(Element data from apps and pages)
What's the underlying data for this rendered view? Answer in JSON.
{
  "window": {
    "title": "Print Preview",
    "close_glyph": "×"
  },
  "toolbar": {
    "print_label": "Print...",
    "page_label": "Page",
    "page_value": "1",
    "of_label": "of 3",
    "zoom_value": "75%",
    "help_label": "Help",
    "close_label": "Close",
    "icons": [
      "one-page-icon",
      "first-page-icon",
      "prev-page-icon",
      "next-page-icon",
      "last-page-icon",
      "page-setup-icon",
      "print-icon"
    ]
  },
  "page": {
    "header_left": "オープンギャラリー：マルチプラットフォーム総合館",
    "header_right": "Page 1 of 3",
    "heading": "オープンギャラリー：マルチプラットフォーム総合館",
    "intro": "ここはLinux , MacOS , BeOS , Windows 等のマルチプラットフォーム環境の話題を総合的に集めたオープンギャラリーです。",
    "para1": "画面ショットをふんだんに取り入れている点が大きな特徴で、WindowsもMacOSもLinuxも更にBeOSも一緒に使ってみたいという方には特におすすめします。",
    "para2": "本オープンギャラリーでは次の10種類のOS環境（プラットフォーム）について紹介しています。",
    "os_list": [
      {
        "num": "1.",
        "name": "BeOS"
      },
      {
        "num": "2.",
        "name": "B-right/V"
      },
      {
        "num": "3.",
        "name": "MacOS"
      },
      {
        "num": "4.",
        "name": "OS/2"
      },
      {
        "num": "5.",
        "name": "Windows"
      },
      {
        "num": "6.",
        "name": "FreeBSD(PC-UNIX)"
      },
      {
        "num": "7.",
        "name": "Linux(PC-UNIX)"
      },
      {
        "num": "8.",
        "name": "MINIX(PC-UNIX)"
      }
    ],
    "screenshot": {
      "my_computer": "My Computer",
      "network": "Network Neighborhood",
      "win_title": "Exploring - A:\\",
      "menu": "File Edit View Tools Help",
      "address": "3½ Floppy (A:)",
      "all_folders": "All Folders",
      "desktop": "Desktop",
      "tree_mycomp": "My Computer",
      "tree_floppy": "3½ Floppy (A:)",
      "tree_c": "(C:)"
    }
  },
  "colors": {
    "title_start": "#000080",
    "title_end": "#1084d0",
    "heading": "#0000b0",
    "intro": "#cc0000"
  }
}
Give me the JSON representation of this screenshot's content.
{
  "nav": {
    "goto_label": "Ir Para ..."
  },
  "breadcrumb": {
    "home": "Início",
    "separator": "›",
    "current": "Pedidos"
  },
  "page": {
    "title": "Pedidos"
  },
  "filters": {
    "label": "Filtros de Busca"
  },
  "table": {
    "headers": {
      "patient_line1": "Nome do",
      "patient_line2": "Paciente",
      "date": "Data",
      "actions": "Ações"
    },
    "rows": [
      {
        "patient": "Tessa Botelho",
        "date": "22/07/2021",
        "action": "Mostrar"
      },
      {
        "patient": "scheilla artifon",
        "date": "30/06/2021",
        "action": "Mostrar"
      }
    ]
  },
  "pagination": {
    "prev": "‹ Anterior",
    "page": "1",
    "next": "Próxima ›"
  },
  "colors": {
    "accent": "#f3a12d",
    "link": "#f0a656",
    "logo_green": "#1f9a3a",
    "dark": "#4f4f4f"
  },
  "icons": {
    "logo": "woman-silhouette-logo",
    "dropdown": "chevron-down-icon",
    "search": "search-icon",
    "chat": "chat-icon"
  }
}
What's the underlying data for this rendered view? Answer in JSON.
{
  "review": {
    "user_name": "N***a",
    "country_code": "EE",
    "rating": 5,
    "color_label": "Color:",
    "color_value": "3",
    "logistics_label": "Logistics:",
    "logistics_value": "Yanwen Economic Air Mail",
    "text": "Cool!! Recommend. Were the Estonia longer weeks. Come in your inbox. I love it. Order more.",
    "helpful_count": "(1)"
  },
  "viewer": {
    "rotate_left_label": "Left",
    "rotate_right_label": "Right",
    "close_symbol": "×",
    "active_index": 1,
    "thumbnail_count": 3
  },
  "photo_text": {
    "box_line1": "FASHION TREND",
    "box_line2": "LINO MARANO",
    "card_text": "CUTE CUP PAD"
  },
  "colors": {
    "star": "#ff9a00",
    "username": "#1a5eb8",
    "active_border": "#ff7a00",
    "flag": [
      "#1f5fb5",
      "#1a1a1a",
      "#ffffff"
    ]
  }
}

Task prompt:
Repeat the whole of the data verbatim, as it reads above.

Response to this task:
What's the underlying data for this rendered view? Answer in JSON.
{
  "window": {
    "title": "Print Preview",
    "close_glyph": "×"
  },
  "toolbar": {
    "print_label": "Print...",
    "page_label": "Page",
    "page_value": "1",
    "of_label": "of 3",
    "zoom_value": "75%",
    "help_label": "Help",
    "close_label": "Close",
    "icons": [
      "one-page-icon",
      "first-page-icon",
      "prev-page-icon",
      "next-page-icon",
      "last-page-icon",
      "page-setup-icon",
      "print-icon"
    ]
  },
  "page": {
    "header_left": "オープンギャラリー：マルチプラットフォーム総合館",
    "header_right": "Page 1 of 3",
    "heading": "オープンギャラリー：マルチプラットフォーム総合館",
    "intro": "ここはLinux , MacOS , BeOS , Windows 等のマルチプラットフォーム環境の話題を総合的に集めたオープンギャラリーです。",
    "para1": "画面ショットをふんだんに取り入れている点が大きな特徴で、WindowsもMacOSもLinuxも更にBeOSも一緒に使ってみたいという方には特におすすめします。",
    "para2": "本オープンギャラリーでは次の10種類のOS環境（プラットフォーム）について紹介しています。",
    "os_list": [
      {
        "num": "1.",
        "name": "BeOS"
      },
      {
        "num": "2.",
        "name": "B-right/V"
      },
      {
        "num": "3.",
        "name": "MacOS"
      },
      {
        "num": "4.",
        "name": "OS/2"
      },
      {
        "num": "5.",
        "name": "Windows"
      },
      {
        "num": "6.",
        "name": "FreeBSD(PC-UNIX)"
      },
      {
        "num": "7.",
        "name": "Linux(PC-UNIX)"
      },
      {
        "num": "8.",
        "name": "MINIX(PC-UNIX)"
      }
    ],
    "screenshot": {
      "my_computer": "My Computer",
      "network": "Network Neighborhood",
      "win_title": "Exploring - A:\\",
      "menu": "File Edit View Tools Help",
      "address": "3½ Floppy (A:)",
      "all_folders": "All Folders",
      "desktop": "Desktop",
      "tree_mycomp": "My Computer",
      "tree_floppy": "3½ Floppy (A:)",
      "tree_c": "(C:)"
    }
  },
  "colors": {
    "title_start": "#000080",
    "title_end": "#1084d0",
    "heading": "#0000b0",
    "intro": "#cc0000"
  }
}
Give me the JSON representation of this screenshot's content.
{
  "nav": {
    "goto_label": "Ir Para ..."
  },
  "breadcrumb": {
    "home": "Início",
    "separator": "›",
    "current": "Pedidos"
  },
  "page": {
    "title": "Pedidos"
  },
  "filters": {
    "label": "Filtros de Busca"
  },
  "table": {
    "headers": {
      "patient_line1": "Nome do",
      "patient_line2": "Paciente",
      "date": "Data",
      "actions": "Ações"
    },
    "rows": [
      {
        "patient": "Tessa Botelho",
        "date": "22/07/2021",
        "action": "Mostrar"
      },
      {
        "patient": "scheilla artifon",
        "date": "30/06/2021",
        "action": "Mostrar"
      }
    ]
  },
  "pagination": {
    "prev": "‹ Anterior",
    "page": "1",
    "next": "Próxima ›"
  },
  "colors": {
    "accent": "#f3a12d",
    "link": "#f0a656",
    "logo_green": "#1f9a3a",
    "dark": "#4f4f4f"
  },
  "icons": {
    "logo": "woman-silhouette-logo",
    "dropdown": "chevron-down-icon",
    "search": "search-icon",
    "chat": "chat-icon"
  }
}
What's the underlying data for this rendered view? Answer in JSON.
{
  "review": {
    "user_name": "N***a",
    "country_code": "EE",
    "rating": 5,
    "color_label": "Color:",
    "color_value": "3",
    "logistics_label": "Logistics:",
    "logistics_value": "Yanwen Economic Air Mail",
    "text": "Cool!! Recommend. Were the Estonia longer weeks. Come in your inbox. I love it. Order more.",
    "helpful_count": "(1)"
  },
  "viewer": {
    "rotate_left_label": "Left",
    "rotate_right_label": "Right",
    "close_symbol": "×",
    "active_index": 1,
    "thumbnail_count": 3
  },
  "photo_text": {
    "box_line1": "FASHION TREND",
    "box_line2": "LINO MARANO",
    "card_text": "CUTE CUP PAD"
  },
  "colors": {
    "star": "#ff9a00",
    "username": "#1a5eb8",
    "active_border": "#ff7a00",
    "flag": [
      "#1f5fb5",
      "#1a1a1a",
      "#ffffff"
    ]
  }
}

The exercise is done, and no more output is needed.